In 1988, Syntex formed a joint venture with Procter & Gamble to market naproxen sodium, a prescription pain reliever sold by Syntex under the names Anaprox and Naprosyn, in the over-the-counter (OTC) internal analgesics market. The product received DFA approval for sale over the counter in January 1994, and was to be launched in June 1994 under the brand name Aleve. This was not Procter & Gamble’s first foray into marketing OTC pain relievers. In the 1980s, P&G attempted to launch Encaprin, a coated aspirin product. Encaprin was unable to compete with the ibuprofen products entering the market, and the product was eventually pulled. Syntex and P&G know that they were entering into a highly competitive, if not voracious, market. How could they build on the success of the prescription product? How could they introduce a new pain reliever in an overcrowded OTC market?

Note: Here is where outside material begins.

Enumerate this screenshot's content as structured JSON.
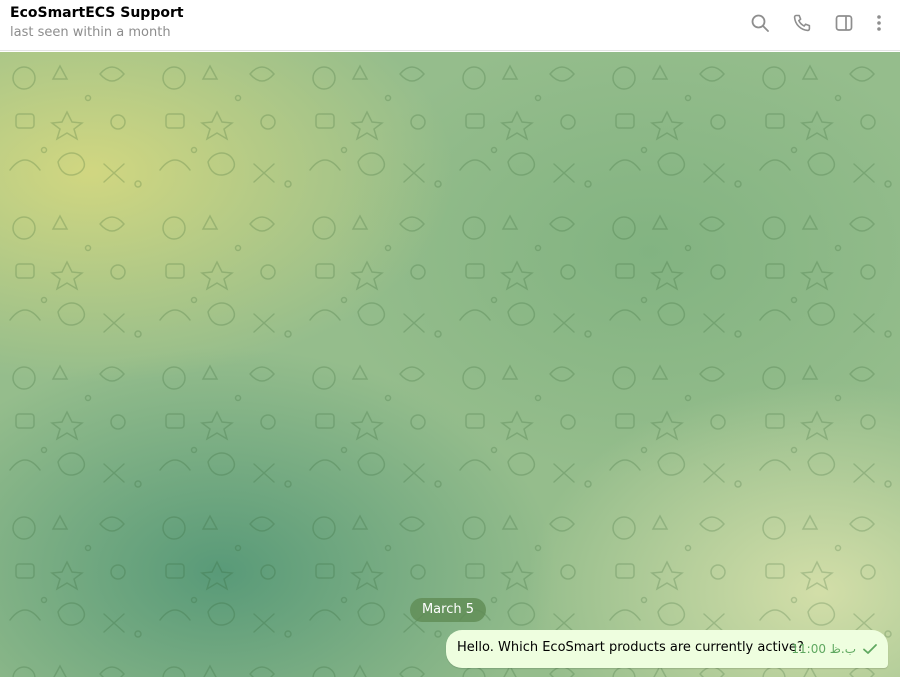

How much would they have to spend to gain significant market share?
Darden Business Publishing – University of Virginia